We will also give them several ways of doing business. If a farmer wants to be able to tell people where they will be this week – in the parking lot of the 49rs game, for example – they will be able to. That way consumers don’t always have to go to the grocery to get what they need, they can preorder from that farmer and pick it up or have it delivered to their grill. Or if a farmer is going to be at the farmer’s market, tell me which one, and now I might go because I preordered and I know the cut I need is going to be there. Before going to the farmer’s market was a novelty and I might buy something only because I was there. Now farmers can justify the trip to the farmer’s market because they have presold $1500 of meat.
BH: What is the definition of “local” you are using at AgLocal?
NJ: The boundaries of any “local” definition are arbitrary, and for us it will depend on the location.
For example, in California it is easier to build a network of farms closer to the city, while in Missouri there are huge areas of land, and you can easily have producers 300+ miles with no market place nearby. So we have to work with the idea of “local” in each place and don’t want that to become an unnatural boundary just to fit into an arbitrary definition. Two states away is not going to qualify as not “local,” but other side of state in some cases is.
Which is why we have to be slow and methodical about each market we roll out in because we have to plan the territories. To this end we are working along side schools of agriculture in states, and with groups like the Cattleman’s Association and the Pork and Swine Producer’s Association to find out what happens in those markets and where the supply comes from. Because we believe there are many people who would buy from these producers who don’t go to the farmer’s market or buy from the internet right now. And there are also producers that don’t sell at the farmer’s market that would join AgLocal. So we want to make it something that will be feasible for them to use.
BH: Why would farmers and consumers use this service?
NJ: Right now buying local meat is mainly a tiny consumer-focused market inside the locavore movement, and farmers are not necessarily making money all of the time. Many do it because they love it and feel it is the right thing to do. The typical producer who sells at the farmer’s market makes money on one trip to the farmer’s market, and then doesn’t make anything on other trips. Most of the time it evens out, but the margins aren’t good because it is so inefficient for them to get to market and not know if they will make any money. We want to change that.
AgLocal is also working to figure out the issues small producers have with processing plants and slaughterhouses. And to be honest, we are seeing far more willingness to work with us than we thought we would see and it is encouraging. Basically, we are working to create an alternative to the very small and very large markets by offering more business to the processors in the aggregate without farmers going through a feedlot or factory farm to get it done. But there is a lot of work to be done, because we are trying to create a new method of doing business that typically has not been done before except in novelty and in a one off way. And we are trying to do it in a scaleable way that creates a network.

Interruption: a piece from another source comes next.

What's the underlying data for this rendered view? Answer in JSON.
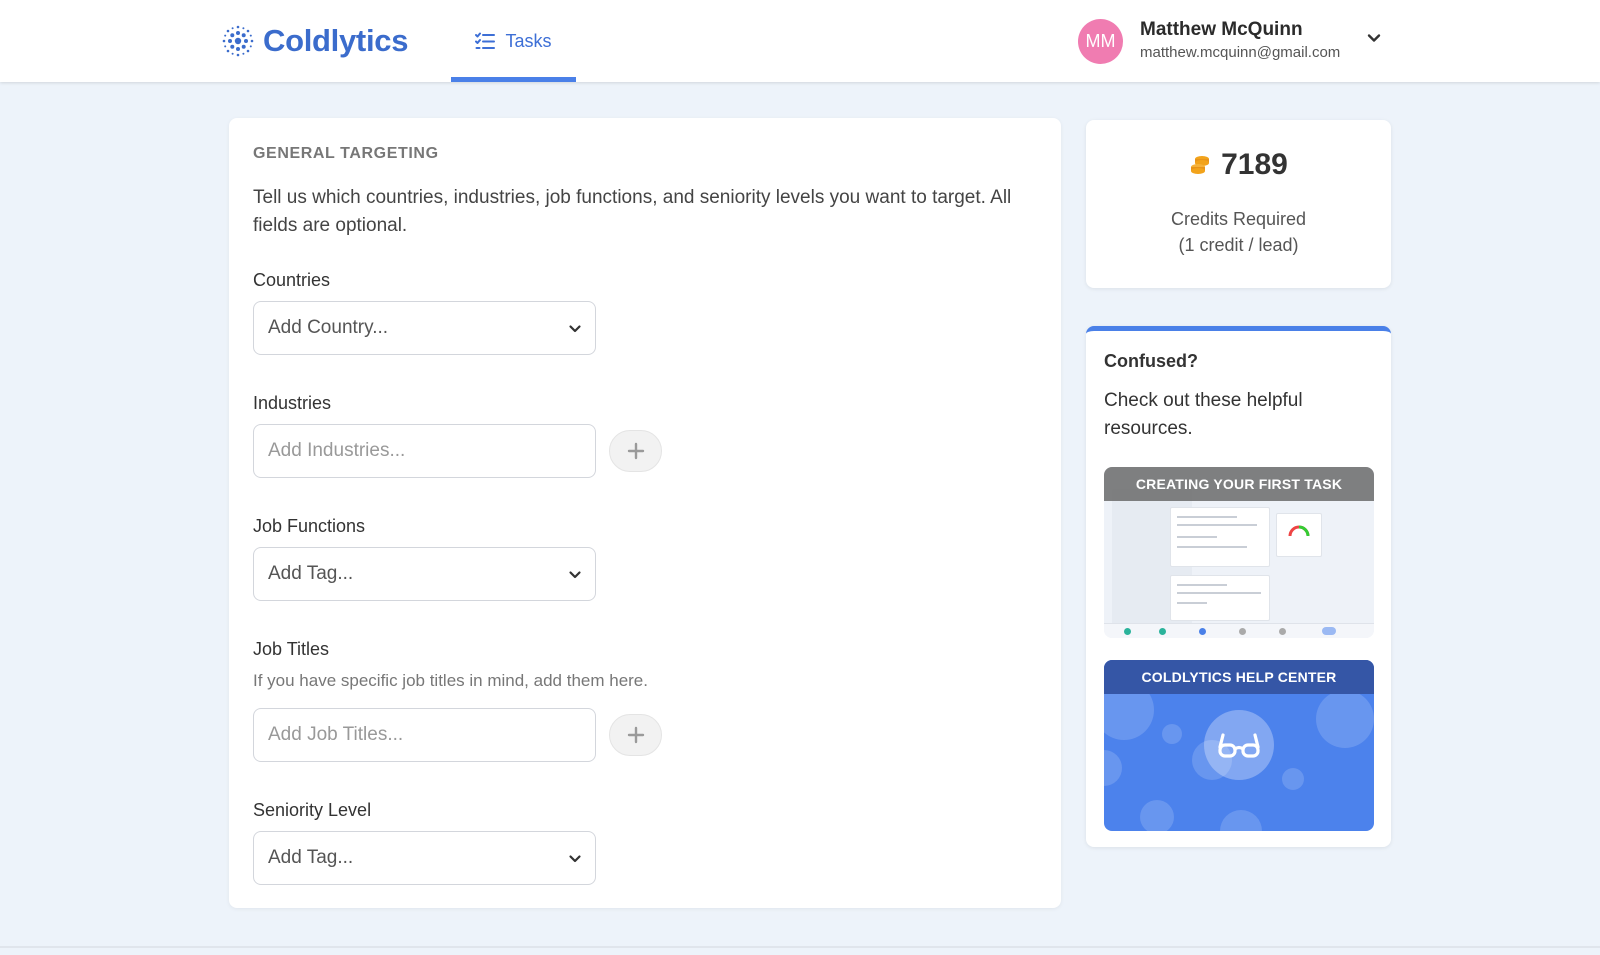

If there are producers who want to be part of our initial trials, have them reach out to us and let us know they read about AgLocal on Food+Tech Connect. Currently we are looking to roll out initially in three or four of the following cities out of New York, Northern California, Kansas City and Austin and are looking for “local” producers in those areas. We are then planning to scale to 30 US cities before years end. If we receive an outpouring from consumers in a city we weren’t thinking about telling us they are ready for our service, we will think about that city next. So let us know if you feel your city should be next on our list.